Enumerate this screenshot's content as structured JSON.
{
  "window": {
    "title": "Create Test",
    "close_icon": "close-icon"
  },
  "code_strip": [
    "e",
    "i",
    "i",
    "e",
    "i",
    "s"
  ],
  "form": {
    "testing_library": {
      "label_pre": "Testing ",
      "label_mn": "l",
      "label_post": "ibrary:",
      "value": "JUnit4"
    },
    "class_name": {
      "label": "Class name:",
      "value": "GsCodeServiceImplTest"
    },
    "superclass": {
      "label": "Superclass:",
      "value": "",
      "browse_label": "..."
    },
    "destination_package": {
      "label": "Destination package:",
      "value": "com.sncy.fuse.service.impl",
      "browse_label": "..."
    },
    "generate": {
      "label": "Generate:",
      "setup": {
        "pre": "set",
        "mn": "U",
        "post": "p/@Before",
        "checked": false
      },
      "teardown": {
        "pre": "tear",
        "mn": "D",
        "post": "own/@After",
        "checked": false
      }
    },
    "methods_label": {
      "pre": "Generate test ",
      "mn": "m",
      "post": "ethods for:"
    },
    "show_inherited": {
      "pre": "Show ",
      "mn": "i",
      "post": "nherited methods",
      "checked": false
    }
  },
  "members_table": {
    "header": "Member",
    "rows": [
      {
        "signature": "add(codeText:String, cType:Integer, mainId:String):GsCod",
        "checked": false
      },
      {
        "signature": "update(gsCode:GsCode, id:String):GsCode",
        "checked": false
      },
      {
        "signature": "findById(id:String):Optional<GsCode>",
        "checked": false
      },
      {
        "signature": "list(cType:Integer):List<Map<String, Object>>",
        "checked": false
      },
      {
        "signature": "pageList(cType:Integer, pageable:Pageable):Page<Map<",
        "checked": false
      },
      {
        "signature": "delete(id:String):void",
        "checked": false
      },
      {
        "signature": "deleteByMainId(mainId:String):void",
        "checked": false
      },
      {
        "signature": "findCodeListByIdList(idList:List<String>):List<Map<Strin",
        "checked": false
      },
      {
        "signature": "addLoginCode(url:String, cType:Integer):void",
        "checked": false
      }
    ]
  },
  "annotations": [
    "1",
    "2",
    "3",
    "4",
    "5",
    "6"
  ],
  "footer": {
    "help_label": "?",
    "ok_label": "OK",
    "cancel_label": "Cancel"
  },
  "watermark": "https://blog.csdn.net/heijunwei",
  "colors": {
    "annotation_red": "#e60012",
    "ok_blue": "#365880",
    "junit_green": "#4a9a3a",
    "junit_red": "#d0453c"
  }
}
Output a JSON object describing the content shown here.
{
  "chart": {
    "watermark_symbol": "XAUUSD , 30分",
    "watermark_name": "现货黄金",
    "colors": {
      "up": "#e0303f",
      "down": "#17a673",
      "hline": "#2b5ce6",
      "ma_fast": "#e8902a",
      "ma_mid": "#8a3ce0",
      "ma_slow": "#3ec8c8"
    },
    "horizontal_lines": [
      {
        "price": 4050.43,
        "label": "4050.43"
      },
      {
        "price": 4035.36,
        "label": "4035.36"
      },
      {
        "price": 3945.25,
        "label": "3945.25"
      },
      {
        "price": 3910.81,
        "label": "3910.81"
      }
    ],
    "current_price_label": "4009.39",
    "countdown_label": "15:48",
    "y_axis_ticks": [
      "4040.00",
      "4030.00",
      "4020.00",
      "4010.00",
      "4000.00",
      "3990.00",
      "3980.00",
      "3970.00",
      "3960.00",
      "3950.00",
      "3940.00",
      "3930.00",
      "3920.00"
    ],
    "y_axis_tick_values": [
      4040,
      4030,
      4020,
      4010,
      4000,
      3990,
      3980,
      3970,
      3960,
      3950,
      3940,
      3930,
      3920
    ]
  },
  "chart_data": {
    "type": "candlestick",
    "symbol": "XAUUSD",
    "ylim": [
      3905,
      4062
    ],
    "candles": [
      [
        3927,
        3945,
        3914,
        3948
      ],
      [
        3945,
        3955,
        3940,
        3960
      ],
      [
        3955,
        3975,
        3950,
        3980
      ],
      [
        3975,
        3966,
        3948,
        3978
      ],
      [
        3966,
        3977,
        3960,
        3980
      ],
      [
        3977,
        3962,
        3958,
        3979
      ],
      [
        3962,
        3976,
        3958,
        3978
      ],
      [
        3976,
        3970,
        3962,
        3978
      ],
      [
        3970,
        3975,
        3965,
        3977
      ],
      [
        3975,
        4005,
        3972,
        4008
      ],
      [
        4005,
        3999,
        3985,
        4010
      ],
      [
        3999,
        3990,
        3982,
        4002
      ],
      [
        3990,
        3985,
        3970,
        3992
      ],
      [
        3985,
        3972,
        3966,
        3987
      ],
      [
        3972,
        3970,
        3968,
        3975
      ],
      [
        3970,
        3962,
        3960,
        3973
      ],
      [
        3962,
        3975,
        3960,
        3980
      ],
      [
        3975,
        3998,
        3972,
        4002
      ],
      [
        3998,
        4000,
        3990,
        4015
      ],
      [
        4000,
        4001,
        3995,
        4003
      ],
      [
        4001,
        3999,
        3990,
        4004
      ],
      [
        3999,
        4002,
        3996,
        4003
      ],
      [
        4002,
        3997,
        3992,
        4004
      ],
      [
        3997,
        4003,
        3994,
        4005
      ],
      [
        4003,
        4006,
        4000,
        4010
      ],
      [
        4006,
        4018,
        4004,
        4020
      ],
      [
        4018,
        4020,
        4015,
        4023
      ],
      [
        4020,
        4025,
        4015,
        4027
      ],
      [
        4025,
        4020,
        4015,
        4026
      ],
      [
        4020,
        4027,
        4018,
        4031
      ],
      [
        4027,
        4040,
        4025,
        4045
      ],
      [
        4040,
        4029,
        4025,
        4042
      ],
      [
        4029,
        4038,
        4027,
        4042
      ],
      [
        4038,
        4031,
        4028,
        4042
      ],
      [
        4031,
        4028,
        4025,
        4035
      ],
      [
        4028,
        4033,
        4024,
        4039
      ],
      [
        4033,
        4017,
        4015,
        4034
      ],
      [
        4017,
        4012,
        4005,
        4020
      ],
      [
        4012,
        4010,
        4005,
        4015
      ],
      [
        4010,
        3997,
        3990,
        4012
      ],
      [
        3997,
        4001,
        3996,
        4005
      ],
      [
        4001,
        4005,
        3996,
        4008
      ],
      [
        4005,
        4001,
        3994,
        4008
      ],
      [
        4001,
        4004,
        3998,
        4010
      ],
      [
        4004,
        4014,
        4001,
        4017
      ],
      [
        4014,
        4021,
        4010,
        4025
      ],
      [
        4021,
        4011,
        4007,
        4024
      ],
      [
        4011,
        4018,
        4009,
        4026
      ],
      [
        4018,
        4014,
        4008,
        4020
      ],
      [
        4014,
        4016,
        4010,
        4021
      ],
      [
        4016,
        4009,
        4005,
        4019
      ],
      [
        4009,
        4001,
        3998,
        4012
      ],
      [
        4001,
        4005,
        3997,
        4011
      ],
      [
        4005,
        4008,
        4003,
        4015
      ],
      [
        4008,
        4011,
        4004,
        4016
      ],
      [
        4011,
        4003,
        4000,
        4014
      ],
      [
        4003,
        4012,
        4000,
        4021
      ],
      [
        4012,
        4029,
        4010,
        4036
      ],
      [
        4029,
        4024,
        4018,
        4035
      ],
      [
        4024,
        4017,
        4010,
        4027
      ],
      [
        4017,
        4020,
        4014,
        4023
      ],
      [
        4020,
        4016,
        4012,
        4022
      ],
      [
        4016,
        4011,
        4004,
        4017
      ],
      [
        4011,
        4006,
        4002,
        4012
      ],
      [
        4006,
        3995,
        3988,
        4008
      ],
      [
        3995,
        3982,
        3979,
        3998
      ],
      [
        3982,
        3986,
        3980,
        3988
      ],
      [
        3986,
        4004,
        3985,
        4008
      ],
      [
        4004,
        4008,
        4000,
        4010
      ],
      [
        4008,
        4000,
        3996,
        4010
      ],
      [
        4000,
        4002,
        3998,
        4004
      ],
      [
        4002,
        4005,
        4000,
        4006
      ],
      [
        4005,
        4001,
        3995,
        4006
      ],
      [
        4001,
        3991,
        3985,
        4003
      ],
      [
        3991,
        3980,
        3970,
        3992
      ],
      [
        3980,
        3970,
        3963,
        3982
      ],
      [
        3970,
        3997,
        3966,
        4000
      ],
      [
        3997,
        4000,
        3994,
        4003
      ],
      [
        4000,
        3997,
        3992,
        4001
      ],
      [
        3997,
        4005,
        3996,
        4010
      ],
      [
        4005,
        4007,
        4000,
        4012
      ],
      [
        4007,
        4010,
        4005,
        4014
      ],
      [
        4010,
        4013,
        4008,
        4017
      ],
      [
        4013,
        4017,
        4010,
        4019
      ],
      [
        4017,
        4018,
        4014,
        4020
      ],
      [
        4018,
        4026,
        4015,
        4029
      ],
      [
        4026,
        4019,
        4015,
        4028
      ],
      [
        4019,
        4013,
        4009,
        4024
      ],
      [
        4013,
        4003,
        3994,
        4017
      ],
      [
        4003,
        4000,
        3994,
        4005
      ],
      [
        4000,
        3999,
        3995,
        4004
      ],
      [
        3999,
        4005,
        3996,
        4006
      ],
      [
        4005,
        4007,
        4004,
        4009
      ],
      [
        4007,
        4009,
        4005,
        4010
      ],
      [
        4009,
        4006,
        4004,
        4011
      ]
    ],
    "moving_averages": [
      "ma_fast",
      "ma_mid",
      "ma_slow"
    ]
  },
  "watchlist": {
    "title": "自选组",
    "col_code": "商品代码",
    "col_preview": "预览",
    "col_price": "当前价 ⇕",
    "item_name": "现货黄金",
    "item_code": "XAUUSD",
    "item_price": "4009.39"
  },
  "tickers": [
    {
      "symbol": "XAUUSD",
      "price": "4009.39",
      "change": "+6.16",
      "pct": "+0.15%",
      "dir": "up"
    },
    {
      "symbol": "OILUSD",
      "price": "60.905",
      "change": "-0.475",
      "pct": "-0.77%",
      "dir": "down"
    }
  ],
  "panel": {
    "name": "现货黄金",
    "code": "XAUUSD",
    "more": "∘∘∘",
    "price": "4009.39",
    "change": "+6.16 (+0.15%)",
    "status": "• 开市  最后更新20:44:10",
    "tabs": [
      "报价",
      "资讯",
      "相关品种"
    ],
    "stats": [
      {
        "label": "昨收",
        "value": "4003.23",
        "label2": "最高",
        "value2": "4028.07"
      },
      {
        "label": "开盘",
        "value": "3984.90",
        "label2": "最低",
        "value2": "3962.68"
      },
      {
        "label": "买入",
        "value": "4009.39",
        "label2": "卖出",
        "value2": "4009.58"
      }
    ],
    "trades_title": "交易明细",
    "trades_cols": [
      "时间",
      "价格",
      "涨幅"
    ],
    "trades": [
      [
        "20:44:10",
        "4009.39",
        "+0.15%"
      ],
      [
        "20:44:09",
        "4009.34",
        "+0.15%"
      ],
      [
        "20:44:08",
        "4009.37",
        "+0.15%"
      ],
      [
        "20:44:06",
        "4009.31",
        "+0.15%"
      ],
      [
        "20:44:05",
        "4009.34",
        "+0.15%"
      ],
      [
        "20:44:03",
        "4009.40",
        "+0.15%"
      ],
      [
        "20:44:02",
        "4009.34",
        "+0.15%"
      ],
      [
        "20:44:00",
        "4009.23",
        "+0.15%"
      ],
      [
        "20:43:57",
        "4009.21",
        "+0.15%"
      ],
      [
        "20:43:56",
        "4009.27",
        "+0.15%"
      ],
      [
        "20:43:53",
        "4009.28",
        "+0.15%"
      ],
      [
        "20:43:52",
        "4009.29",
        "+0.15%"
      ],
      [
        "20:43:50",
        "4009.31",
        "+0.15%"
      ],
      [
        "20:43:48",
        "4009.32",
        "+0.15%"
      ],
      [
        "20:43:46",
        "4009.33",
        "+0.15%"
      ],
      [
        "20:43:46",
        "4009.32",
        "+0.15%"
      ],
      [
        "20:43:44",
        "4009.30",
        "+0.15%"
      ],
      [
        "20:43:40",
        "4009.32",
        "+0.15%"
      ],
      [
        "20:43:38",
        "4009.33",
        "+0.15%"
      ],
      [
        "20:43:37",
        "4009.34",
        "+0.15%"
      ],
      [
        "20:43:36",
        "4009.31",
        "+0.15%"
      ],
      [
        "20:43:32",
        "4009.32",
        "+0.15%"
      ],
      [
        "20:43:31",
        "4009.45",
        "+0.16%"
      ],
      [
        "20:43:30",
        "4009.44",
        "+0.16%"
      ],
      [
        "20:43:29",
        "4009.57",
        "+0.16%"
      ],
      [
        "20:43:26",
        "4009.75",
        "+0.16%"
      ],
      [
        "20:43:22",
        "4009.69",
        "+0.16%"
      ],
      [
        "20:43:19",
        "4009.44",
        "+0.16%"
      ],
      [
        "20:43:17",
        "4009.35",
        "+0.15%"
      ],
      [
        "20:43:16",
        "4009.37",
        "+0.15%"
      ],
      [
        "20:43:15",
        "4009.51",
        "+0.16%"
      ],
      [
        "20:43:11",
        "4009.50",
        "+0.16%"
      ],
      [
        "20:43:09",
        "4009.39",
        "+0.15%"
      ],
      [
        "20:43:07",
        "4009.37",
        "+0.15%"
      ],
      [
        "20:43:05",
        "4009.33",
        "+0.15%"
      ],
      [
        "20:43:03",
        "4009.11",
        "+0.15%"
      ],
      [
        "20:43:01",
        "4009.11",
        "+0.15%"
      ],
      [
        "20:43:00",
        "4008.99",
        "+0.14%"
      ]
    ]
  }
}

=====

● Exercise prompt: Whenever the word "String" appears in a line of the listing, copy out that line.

● Your solution:
        "signature": "add(codeText:String, cType:Integer, mainId:String):GsCod",
        "signature": "update(gsCode:GsCode, id:String):GsCode",
        "signature": "findById(id:String):Optional<GsCode>",
        "signature": "list(cType:Integer):List<Map<String, Object>>",
        "signature": "delete(id:String):void",
        "signature": "deleteByMainId(mainId:String):void",
        "signature": "findCodeListByIdList(idList:List<String>):List<Map<Strin",
        "signature": "addLoginCode(url:String, cType:Integer):void",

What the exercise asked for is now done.